▸ Task requirements
Across the listing, tally the lines in which the word "true" occurs, then report the tally alone.

──────────

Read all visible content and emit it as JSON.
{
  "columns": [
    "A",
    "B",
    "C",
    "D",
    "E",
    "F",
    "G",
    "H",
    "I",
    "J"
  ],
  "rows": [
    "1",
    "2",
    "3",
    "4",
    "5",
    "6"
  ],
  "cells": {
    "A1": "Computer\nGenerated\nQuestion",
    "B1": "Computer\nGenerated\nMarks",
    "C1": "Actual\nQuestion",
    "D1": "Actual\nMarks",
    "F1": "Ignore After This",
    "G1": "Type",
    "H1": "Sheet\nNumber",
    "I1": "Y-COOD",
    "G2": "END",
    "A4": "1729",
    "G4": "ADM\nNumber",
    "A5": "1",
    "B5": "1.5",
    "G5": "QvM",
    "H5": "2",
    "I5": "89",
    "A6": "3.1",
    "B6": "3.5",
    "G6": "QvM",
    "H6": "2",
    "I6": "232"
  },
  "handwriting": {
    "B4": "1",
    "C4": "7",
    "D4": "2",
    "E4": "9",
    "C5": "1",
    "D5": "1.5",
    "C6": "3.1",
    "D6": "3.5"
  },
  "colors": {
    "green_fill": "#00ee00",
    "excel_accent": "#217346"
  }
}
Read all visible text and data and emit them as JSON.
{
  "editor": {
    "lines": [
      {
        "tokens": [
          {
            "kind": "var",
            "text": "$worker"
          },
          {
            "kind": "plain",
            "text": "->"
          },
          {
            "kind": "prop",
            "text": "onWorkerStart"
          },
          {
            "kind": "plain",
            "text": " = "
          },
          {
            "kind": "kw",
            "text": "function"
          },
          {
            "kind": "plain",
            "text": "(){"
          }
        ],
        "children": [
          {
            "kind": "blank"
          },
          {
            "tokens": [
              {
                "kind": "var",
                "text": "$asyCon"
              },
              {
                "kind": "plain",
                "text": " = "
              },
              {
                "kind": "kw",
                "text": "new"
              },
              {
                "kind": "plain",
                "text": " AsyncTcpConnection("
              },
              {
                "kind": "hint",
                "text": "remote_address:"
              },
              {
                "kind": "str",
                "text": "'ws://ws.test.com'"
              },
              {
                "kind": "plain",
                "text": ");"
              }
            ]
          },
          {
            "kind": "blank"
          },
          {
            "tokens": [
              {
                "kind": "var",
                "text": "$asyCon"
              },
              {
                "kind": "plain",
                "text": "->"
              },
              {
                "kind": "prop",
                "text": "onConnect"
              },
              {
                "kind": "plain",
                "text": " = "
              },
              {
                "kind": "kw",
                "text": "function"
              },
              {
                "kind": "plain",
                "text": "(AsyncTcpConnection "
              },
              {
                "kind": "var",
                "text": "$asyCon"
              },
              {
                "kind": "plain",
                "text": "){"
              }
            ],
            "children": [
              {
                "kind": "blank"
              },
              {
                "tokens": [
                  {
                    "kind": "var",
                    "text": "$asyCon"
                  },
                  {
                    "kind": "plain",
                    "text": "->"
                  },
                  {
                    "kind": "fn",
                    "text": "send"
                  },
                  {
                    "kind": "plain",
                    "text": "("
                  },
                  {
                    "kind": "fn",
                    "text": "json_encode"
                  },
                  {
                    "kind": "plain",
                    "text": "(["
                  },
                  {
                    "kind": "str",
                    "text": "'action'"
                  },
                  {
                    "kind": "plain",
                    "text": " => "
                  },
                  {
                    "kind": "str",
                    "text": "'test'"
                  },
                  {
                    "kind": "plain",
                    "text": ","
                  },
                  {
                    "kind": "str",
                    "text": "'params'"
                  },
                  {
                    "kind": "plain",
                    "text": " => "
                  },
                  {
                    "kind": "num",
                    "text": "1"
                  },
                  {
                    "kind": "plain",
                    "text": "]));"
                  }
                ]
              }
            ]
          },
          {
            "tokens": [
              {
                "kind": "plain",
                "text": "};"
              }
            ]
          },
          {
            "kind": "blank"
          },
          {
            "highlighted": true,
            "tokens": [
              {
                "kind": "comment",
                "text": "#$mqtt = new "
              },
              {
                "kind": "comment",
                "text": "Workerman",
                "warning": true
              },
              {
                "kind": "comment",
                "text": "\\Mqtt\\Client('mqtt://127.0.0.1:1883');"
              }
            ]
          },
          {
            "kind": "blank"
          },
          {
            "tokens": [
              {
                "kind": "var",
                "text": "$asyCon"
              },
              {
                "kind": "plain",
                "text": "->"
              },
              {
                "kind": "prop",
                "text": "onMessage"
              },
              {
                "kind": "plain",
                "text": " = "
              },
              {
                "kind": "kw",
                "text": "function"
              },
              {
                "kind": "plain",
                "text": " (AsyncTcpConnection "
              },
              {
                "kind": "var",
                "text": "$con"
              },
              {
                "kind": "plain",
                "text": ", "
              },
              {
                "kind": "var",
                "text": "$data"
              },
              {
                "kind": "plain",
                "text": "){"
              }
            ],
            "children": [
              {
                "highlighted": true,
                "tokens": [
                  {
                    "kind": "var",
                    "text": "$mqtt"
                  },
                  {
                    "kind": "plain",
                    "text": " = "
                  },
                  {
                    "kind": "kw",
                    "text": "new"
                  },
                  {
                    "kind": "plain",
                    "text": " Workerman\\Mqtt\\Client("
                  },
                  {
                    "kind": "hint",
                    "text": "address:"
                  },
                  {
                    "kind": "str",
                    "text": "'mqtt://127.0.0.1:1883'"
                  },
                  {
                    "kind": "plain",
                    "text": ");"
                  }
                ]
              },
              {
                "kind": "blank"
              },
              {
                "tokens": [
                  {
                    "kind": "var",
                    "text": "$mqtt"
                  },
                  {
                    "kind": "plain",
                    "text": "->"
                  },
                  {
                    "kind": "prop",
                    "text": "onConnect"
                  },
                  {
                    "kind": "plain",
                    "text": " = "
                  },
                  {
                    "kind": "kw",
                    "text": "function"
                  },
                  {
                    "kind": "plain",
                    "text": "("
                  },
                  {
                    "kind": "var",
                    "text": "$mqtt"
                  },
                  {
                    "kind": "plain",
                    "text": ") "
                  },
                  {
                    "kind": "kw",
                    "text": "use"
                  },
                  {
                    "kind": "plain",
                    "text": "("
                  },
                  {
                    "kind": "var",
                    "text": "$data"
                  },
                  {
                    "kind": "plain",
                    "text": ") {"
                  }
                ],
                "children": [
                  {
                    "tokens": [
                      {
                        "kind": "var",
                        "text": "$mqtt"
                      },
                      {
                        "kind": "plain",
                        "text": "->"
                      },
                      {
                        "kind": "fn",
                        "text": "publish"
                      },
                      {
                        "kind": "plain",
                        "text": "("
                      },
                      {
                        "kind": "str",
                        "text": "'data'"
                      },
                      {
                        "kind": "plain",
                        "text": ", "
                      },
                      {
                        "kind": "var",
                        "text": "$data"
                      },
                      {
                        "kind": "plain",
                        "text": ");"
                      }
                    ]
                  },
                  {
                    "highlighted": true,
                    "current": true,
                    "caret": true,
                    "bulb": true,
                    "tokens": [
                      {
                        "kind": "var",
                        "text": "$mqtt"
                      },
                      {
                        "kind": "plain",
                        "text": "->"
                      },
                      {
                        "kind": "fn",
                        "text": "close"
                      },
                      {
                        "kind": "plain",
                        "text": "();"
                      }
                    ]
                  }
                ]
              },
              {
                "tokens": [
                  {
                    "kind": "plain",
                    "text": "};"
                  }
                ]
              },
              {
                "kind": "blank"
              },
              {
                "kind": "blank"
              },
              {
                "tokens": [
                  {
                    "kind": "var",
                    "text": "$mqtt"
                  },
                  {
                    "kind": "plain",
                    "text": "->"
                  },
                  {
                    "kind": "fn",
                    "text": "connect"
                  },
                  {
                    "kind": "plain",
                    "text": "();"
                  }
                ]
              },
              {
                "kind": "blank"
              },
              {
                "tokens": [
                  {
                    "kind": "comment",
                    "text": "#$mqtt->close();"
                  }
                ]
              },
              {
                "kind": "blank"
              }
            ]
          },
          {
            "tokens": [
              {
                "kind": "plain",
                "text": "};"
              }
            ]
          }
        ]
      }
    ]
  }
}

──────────

▸ Task result
7